Susan Saccocia is an independent writer whose essays, features, profiles and reviews explore theater, visual arts, jazz and dance in the U.S. and overseas. A regular contributor to the Bay State Banner, Susan has also been published in Art New England ,The Christian Science Monitor, The Washington Post, The Boston Globe, Boston Magazine and other regional and nationwide media. An award-winning arts writer, Susan is also the recipient of three National Endowment for the Arts fellowships in arts journalism among other honors.
Actress/singer took part in on-stage interview
“If something scares me, I have to do it,” says renowned actress and singer Audra McDonald in a short video that preceded her on-stage interview on Saturday at Massachusetts Institute of Technology, which has chosen McDonald as the recipient of its 2018 Eugene McDermott Award in the Arts.
Gardner Museum displays restored Fra Angelico works
A small painting by Early Renaissance artist Fra Angelico, located in a quiet corner of the Isabella Stewart Gardner Museum, is reason enough for some visitors to frequent this palazzo on the Fenway. Viewers bask in the gilded radiance and serenity of the scene, which portrays the Virgin Mary as she is laid to rest and then welcomed by an angelic chorus into heaven.
Trio pleases with inventive strings and vocals
Folk music fandom is alive and well, judging by the enthusiastic audience at the sold-out concert Friday night in the 1,000-seat Sanders Theatre in Cambridge, where the Celebrity Series of Boston presented the three-woman ensemble I’m with Her.
Boston Ballet opened its spring season with “Parts in Suite,” a trio of works by living choreographers who are in the vanguard of advancing ballet as a 21st-century art form. On stage through April 7 at Boston Opera House, the program presents “Bach Cello Suites,” by resident choreographer Jorma Elo; “In Creases,” by Justin Peck of New York City Ballet; and “Pas/Parts 2018,” by world-renowned contemporary ballet pioneer William Forsythe.

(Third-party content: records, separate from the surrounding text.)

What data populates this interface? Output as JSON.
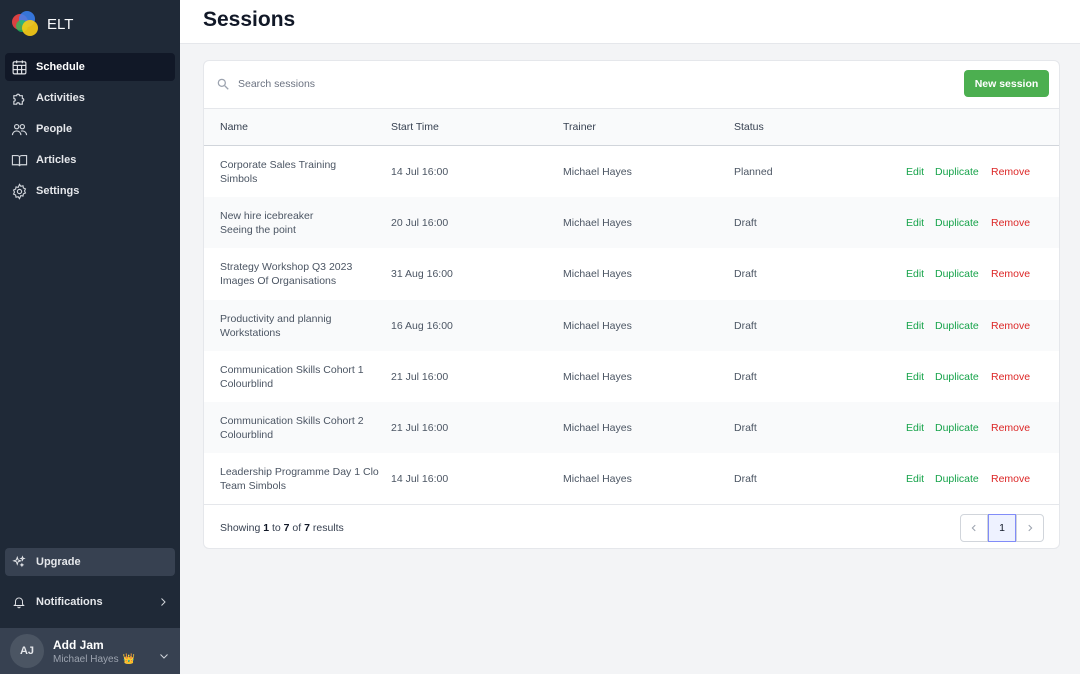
{
  "app": {
    "name": "ELT"
  },
  "sidebar": {
    "items": [
      {
        "label": "Schedule",
        "icon": "calendar-icon",
        "active": true
      },
      {
        "label": "Activities",
        "icon": "puzzle-icon",
        "active": false
      },
      {
        "label": "People",
        "icon": "people-icon",
        "active": false
      },
      {
        "label": "Articles",
        "icon": "book-icon",
        "active": false
      },
      {
        "label": "Settings",
        "icon": "gear-icon",
        "active": false
      }
    ],
    "upgrade_label": "Upgrade",
    "notifications_label": "Notifications",
    "account": {
      "initials": "AJ",
      "name": "Add Jam",
      "subtitle": "Michael Hayes",
      "badge": "👑"
    }
  },
  "page": {
    "title": "Sessions"
  },
  "search": {
    "placeholder": "Search sessions",
    "value": ""
  },
  "toolbar": {
    "new_label": "New session"
  },
  "table": {
    "columns": [
      "Name",
      "Start Time",
      "Trainer",
      "Status"
    ],
    "actions": {
      "edit": "Edit",
      "duplicate": "Duplicate",
      "remove": "Remove"
    },
    "rows": [
      {
        "name": "Corporate Sales Training",
        "sub": "Simbols",
        "start": "14 Jul 16:00",
        "trainer": "Michael Hayes",
        "status": "Planned"
      },
      {
        "name": "New hire icebreaker",
        "sub": "Seeing the point",
        "start": "20 Jul 16:00",
        "trainer": "Michael Hayes",
        "status": "Draft"
      },
      {
        "name": "Strategy Workshop Q3 2023",
        "sub": "Images Of Organisations",
        "start": "31 Aug 16:00",
        "trainer": "Michael Hayes",
        "status": "Draft"
      },
      {
        "name": "Productivity and plannig",
        "sub": "Workstations",
        "start": "16 Aug 16:00",
        "trainer": "Michael Hayes",
        "status": "Draft"
      },
      {
        "name": "Communication Skills Cohort 1",
        "sub": "Colourblind",
        "start": "21 Jul 16:00",
        "trainer": "Michael Hayes",
        "status": "Draft"
      },
      {
        "name": "Communication Skills Cohort 2",
        "sub": "Colourblind",
        "start": "21 Jul 16:00",
        "trainer": "Michael Hayes",
        "status": "Draft"
      },
      {
        "name": "Leadership Programme Day 1 Clo",
        "sub": "Team Simbols",
        "start": "14 Jul 16:00",
        "trainer": "Michael Hayes",
        "status": "Draft"
      }
    ]
  },
  "pagination": {
    "prefix": "Showing",
    "from": "1",
    "to_word": "to",
    "to": "7",
    "of_word": "of",
    "total": "7",
    "suffix": "results",
    "current_page": "1"
  },
  "colors": {
    "accent": "#4caf50",
    "danger": "#dc2626",
    "sidebar": "#1f2937"
  }
}
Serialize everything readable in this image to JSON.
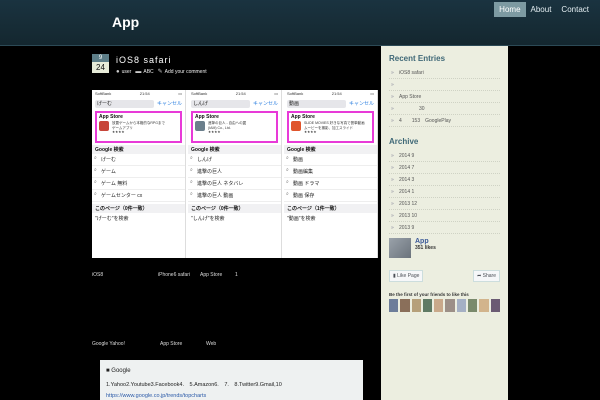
{
  "header": {
    "site_title": "App",
    "nav": [
      {
        "label": "Home",
        "active": true
      },
      {
        "label": "About",
        "active": false
      },
      {
        "label": "Contact",
        "active": false
      }
    ]
  },
  "post": {
    "date_month": "9",
    "date_day": "24",
    "title": "iOS8 safari",
    "meta": {
      "author": "user",
      "category": "ABC",
      "comments": "Add your comment"
    }
  },
  "screenshot": {
    "phones": [
      {
        "carrier": "SoftBank",
        "time": "21:54",
        "battery": "",
        "query": "げーむ",
        "cancel": "キャンセル",
        "store_header": "App Store",
        "app_text": [
          "放置ゲームから本格的なRPGまで",
          "ゲームアプリ",
          "★★★★"
        ],
        "google_header": "Google 検索",
        "suggestions": [
          "げーむ",
          "ゲーム",
          "ゲーム 無料",
          "ゲームセンター cx"
        ],
        "page_header": "このページ（0件一致）",
        "page_search": "\"げーむ\"を検索"
      },
      {
        "carrier": "SoftBank",
        "time": "21:54",
        "battery": "",
        "query": "しんげ",
        "cancel": "キャンセル",
        "store_header": "App Store",
        "app_text": [
          "進撃の巨人 - 自由への翼",
          "(IAM) Co., Ltd.",
          "★★★★"
        ],
        "google_header": "Google 検索",
        "suggestions": [
          "しんげ",
          "進撃の巨人",
          "進撃の巨人 ネタバレ",
          "進撃の巨人 動画"
        ],
        "page_header": "このページ（0件一致）",
        "page_search": "\"しんげ\"を検索"
      },
      {
        "carrier": "SoftBank",
        "time": "21:54",
        "battery": "",
        "query": "動画",
        "cancel": "キャンセル",
        "store_header": "App Store",
        "app_text": [
          "SLIDE MOVIES 好きな写真で簡単動画",
          "ムービーを撮影、加工スライド",
          "★★★★"
        ],
        "google_header": "Google 検索",
        "suggestions": [
          "動画",
          "動画編集",
          "動画 ドラマ",
          "動画 保存"
        ],
        "page_header": "このページ（1件一致）",
        "page_search": "\"動画\"を検索"
      }
    ]
  },
  "body_rows": [
    {
      "a": "iOS8",
      "b": "iPhone6 safari",
      "c": "App Store",
      "d": "1"
    },
    {
      "a": "Google Yahoo!",
      "b": "App Store",
      "c": "Web",
      "d": ""
    }
  ],
  "google_box": {
    "title": "■ Google",
    "list": "1.Yahoo2.Youtube3.Facebook4.　5.Amazon6.　7.　8.Twitter9.Gmail,10",
    "link": "https://www.google.co.jp/trends/topcharts"
  },
  "sidebar": {
    "recent_title": "Recent Entries",
    "recent": [
      "iOS8 safari",
      "",
      "App Store",
      "　　　　30",
      "4　　153　GooglePlay"
    ],
    "archive_title": "Archive",
    "archive": [
      "2014 9",
      "2014 7",
      "2014 3",
      "2014 1",
      "2013 12",
      "2013 10",
      "2013 9"
    ],
    "fb": {
      "name": "App",
      "likes": "351 likes",
      "like_button": "Like Page",
      "share_button": "Share",
      "friends_text": "Be the first of your friends to like this",
      "faces": [
        "#6d7d9a",
        "#8a6f5a",
        "#b6a07a",
        "#5f7a64",
        "#c9a98b",
        "#9c8f87",
        "#a5b0c4",
        "#7a8a6c",
        "#d2b48c",
        "#6b5b73"
      ]
    }
  }
}
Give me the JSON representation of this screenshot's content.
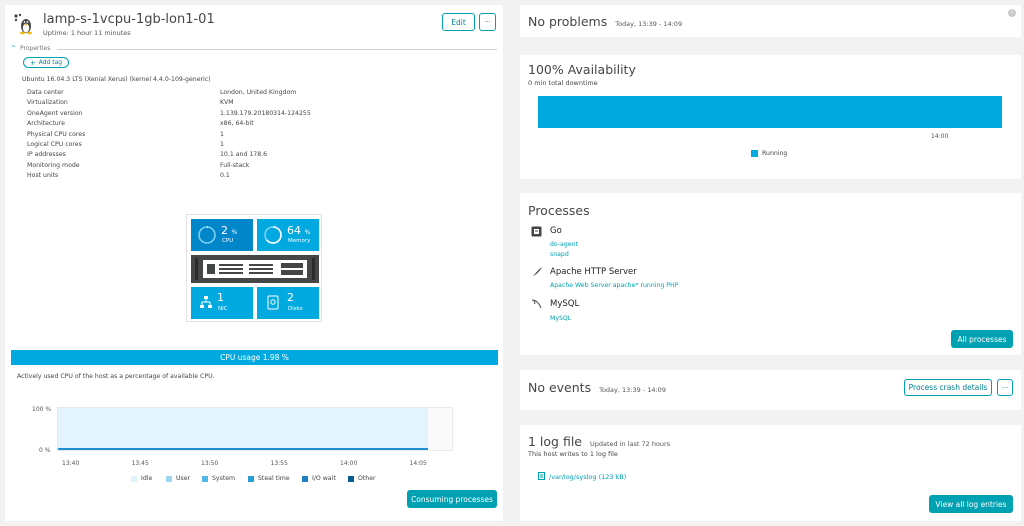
{
  "colors": {
    "accent": "#00a1b2",
    "tile": "#00a9e0",
    "tile_dark": "#0086c9",
    "cpu_bar": "#00a9e0",
    "availability": "#00a9e0"
  },
  "host": {
    "name": "lamp-s-1vcpu-1gb-lon1-01",
    "uptime": "Uptime: 1 hour 11 minutes",
    "icon": "linux-tux-icon",
    "edit_label": "Edit",
    "more_label": "···",
    "properties_label": "Properties",
    "add_tag_label": "Add tag",
    "os": "Ubuntu 16.04.3 LTS (Xenial Xerus) (kernel 4.4.0-109-generic)"
  },
  "properties": [
    {
      "key": "Data center",
      "value": "London, United Kingdom"
    },
    {
      "key": "Virtualization",
      "value": "KVM"
    },
    {
      "key": "OneAgent version",
      "value": "1.139.179.20180314-124255"
    },
    {
      "key": "Architecture",
      "value": "x86, 64-bit"
    },
    {
      "key": "Physical CPU cores",
      "value": "1"
    },
    {
      "key": "Logical CPU cores",
      "value": "1"
    },
    {
      "key": "IP addresses",
      "value": "10.1        and 178.6"
    },
    {
      "key": "Monitoring mode",
      "value": "Full-stack"
    },
    {
      "key": "Host units",
      "value": "0.1"
    }
  ],
  "infographic": {
    "cpu_value": "2",
    "cpu_unit": "%",
    "cpu_label": "CPU",
    "cpu_fraction": 0.02,
    "memory_value": "64",
    "memory_unit": "%",
    "memory_label": "Memory",
    "memory_fraction": 0.64,
    "nic_value": "1",
    "nic_label": "NIC",
    "disks_value": "2",
    "disks_label": "Disks"
  },
  "cpu_usage": {
    "bar_label": "CPU usage 1.98 %",
    "description": "Actively used CPU of the host as a percentage of available CPU.",
    "consuming_label": "Consuming processes"
  },
  "chart_data": {
    "type": "area",
    "x": [
      "13:40",
      "13:45",
      "13:50",
      "13:55",
      "14:00",
      "14:05"
    ],
    "yticks": [
      "100 %",
      "0 %"
    ],
    "ylim": [
      0,
      100
    ],
    "series": [
      {
        "name": "Idle",
        "color": "#dff3fb"
      },
      {
        "name": "User",
        "color": "#9ad8f2"
      },
      {
        "name": "System",
        "color": "#4fb8e8"
      },
      {
        "name": "Steal time",
        "color": "#2a9fd6"
      },
      {
        "name": "I/O wait",
        "color": "#1f7fc0"
      },
      {
        "name": "Other",
        "color": "#0b5b96"
      }
    ]
  },
  "problems": {
    "title": "No problems",
    "range": "Today, 13:39 - 14:09",
    "info_icon": "info-icon"
  },
  "availability": {
    "title": "100% Availability",
    "downtime": "0 min total downtime",
    "tick": "14:00",
    "legend": "Running",
    "running_fraction": 1.0
  },
  "processes": {
    "title": "Processes",
    "groups": [
      {
        "name": "Go",
        "icon": "go-icon",
        "items": [
          "do-agent",
          "snapd"
        ]
      },
      {
        "name": "Apache HTTP Server",
        "icon": "apache-feather-icon",
        "items": [
          "Apache Web Server apache* running PHP"
        ]
      },
      {
        "name": "MySQL",
        "icon": "mysql-dolphin-icon",
        "items": [
          "MySQL"
        ]
      }
    ],
    "all_label": "All processes"
  },
  "events": {
    "title": "No events",
    "range": "Today, 13:39 - 14:09",
    "crash_label": "Process crash details",
    "more_label": "···"
  },
  "logs": {
    "title": "1 log file",
    "updated": "Updated in last 72 hours",
    "subtitle": "This host writes to 1 log file",
    "file": "/var/log/syslog (123 kB)",
    "view_all_label": "View all log entries"
  }
}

Bedlam, a New York theater company, begins its production of Shakespeare’s great tragedy “Hamlet” by plunging the theater into darkness.
More relevant than ever in its searing satire of hypocrisy among power players in church and state, George Bernard Shaw’s 1924 masterpiece, “Saint Joan,” is on stage through March 25 at the Emerson Cutler Majestic Theatre in Boston in repertory with another iconic play, Shakespeare’s “Hamlet.”
Australian performance troupe part of Celebrity Series
A white square covered the floor on an otherwise dark stage as Circa, a performance troupe from Brisbane, Australia, began the second of its three shows last weekend at the Boch Center Shubert Theatre in Boston, presented by the Celebrity Series of Boston.
One of only a few African-Americans to find success in classical music, violist Marcus Thompson has garnered critical acclaim since the start of his illustrious career. The South Bronx native earned the Juilliard School’s first-ever doctorate in viola performance, and in 1968, he performed in Carnegie Hall as winner of the prestigious Young Concert Artists International Auditions. Also in 1968, Thompson made his Boston debut, on April 4, with a recital at the Isabella Stewart Gardner Museum.
Poet and essayist Claudia Rankine has been examining, in a series of acclaimed books, how racial assumptions shape daily life. She also has extended her investigations beyond books to such public channels as readings and talks — and now, a play.
“Tu eres mala!” (“You are bad!”), curses an angry mother as her daughter dispatches her against her will to a hospital after a bad fall.